- [LISTED ENTRIES]:
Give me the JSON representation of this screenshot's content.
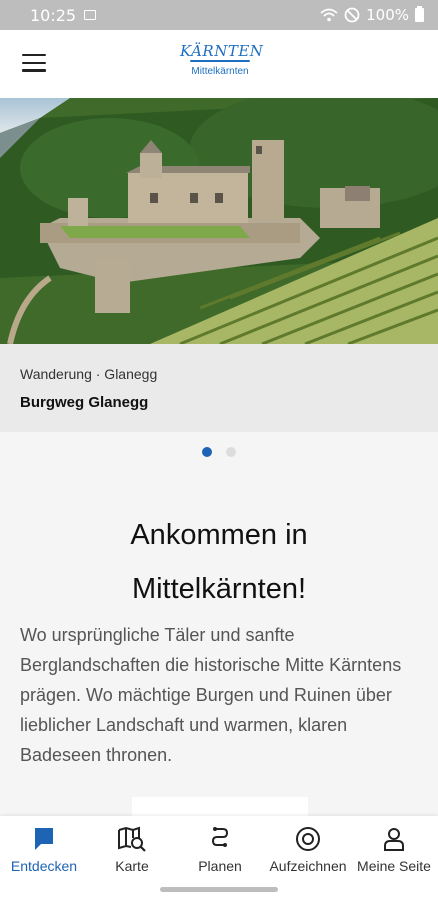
{
  "status_bar": {
    "time": "10:25",
    "battery": "100%"
  },
  "app_bar": {
    "logo_text": "KÄRNTEN",
    "region": "Mittelkärnten"
  },
  "carousel": {
    "meta": "Wanderung · Glanegg",
    "title": "Burgweg Glanegg",
    "pages": 2,
    "active_page": 1
  },
  "intro": {
    "headline": "Ankommen in Mittelkärnten!",
    "text": "Wo ursprüngliche Täler und sanfte Berglandschaften die historische Mitte Kärntens prägen. Wo mächtige Burgen und Ruinen über lieblicher Landschaft und warmen, klaren Badeseen thronen."
  },
  "bottom_nav": {
    "items": [
      {
        "label": "Entdecken",
        "icon": "chat-bubble-icon",
        "active": true
      },
      {
        "label": "Karte",
        "icon": "map-search-icon",
        "active": false
      },
      {
        "label": "Planen",
        "icon": "route-icon",
        "active": false
      },
      {
        "label": "Aufzeichnen",
        "icon": "record-icon",
        "active": false
      },
      {
        "label": "Meine Seite",
        "icon": "person-icon",
        "active": false
      }
    ]
  },
  "colors": {
    "accent": "#1e64b4",
    "logo": "#1f6fc0"
  }
}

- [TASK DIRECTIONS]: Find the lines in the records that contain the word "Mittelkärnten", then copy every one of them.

- [ANSWER SECTION]:
    "region": "Mittelkärnten"
    "headline": "Ankommen in Mittelkärnten!",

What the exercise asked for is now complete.